Minnesota – -1.8 power play GVT (17.9% success rate). -10.6 shorthanded GVT (78.8% success rate)
Special Teams advantage – Chicago – 18
It isn’t so much that the Hawks were dominant on specials teams this year. They were decidedly not. The fact is, however, that Minnesota had incredibly poor special teams throughout the year, ranking 16th on the power play and a lowly 26th on the PK. In fact, the Wild PK was the worst to make the playoffs.
That said, special teams will likely play a very minimal factor in this series as both teams were among the most disciplined in the league, with the Blackhawks taking the second fewest minor penalties leaguewide and Minnesota ranking eighth by that metric.
Minnesota’s top line against Niklas Hjalmarsson and Johnny Oduya
Chicago’s shut-down pairing can be hemmed in their own zone, but they have been effective all season at preventing pucks from going in the net, if not from going towards the net. In six games against St. Louis, the duo most often faced the line of Alexander Steen, T. J. Oshie and David Backes. That line was held to three goals, around half of their regular season rate of goals per game. They will likely be tasked with neutralizing the line of Wild’s top line consisting of Mikael Granlund, Zach Parise and Jason Pominville in the second round. If they are as successful in this task as they were against the Blues, this series will be over quick.
Even Strength GF/GA. Blackhawks +34, Wild +15
As mentioned above, this series is expected to be played out at even strength more so than any other in the second round with two teams full of disciplined skaters (Brent Seabrook’s dirty hit on David Backes in round one notwithstanding). In fact, they are the two most disciplined teams still standing. The even strength scoring rate of Chicago is clearly superior to that of Minnesota and that will continue to make a big difference here.
Blackhawks in six. The Wild are strong at home and should win at least one of games 3 and 4 with the ability to dictate matchups. It will not be enough to knock off the defending champs and the series is more likely to be over in five games than to require seven.

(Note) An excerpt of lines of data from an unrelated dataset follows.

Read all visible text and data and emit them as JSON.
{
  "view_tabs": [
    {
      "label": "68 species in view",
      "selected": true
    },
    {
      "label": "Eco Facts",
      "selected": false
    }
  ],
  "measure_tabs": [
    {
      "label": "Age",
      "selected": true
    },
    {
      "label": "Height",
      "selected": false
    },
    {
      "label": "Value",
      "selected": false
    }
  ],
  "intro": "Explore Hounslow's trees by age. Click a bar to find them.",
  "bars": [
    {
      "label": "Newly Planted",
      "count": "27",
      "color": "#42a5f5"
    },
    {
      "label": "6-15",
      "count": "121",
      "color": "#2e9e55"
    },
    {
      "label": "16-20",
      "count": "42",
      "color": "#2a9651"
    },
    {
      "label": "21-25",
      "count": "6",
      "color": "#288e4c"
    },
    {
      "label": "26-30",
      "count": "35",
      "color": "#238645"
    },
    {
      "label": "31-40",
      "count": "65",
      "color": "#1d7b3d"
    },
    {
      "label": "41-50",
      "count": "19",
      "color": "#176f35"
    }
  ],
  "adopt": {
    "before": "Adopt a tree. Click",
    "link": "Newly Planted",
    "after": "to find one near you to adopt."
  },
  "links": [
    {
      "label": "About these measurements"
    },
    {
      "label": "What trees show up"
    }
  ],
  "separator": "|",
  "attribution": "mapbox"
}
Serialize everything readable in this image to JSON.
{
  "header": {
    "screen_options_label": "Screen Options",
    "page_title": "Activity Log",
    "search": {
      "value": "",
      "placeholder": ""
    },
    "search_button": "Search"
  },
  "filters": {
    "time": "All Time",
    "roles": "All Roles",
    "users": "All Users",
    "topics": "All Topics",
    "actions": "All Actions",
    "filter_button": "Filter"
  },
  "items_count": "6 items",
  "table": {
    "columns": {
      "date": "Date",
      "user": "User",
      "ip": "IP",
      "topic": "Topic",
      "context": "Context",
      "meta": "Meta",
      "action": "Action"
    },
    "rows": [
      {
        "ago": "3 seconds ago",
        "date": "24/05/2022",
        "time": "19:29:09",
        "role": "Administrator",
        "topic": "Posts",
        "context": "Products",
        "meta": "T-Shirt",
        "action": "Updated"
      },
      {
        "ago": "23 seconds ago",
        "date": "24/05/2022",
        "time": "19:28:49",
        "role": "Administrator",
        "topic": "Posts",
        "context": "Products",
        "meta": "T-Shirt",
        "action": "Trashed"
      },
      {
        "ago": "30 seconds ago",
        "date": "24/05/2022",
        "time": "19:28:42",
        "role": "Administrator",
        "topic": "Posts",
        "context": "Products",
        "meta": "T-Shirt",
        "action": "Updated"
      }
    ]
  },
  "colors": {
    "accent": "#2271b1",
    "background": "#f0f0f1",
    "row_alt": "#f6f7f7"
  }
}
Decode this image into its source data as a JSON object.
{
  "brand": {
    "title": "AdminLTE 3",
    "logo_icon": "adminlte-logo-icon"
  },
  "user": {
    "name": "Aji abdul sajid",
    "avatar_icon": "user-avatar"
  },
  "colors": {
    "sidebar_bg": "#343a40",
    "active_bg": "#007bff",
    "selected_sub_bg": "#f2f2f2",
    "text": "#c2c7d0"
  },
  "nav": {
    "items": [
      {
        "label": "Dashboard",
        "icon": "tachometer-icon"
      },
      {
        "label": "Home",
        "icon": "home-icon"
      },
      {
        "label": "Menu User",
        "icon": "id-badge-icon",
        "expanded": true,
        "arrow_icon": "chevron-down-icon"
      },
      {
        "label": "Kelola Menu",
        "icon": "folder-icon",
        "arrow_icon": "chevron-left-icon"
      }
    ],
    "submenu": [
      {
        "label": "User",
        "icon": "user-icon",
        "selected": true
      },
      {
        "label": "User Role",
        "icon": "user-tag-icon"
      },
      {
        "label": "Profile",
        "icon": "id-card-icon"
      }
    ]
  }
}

Ryan Wagman is a long-time author of Hockey Prospectus including his Zamboni Tracks transactions column, a contributor to several HP annuals, contributor to ESPN Insider, and long-suffering Toronto Maple Leafs supporter.
Follow Ryan on Twitter at @RAWagman.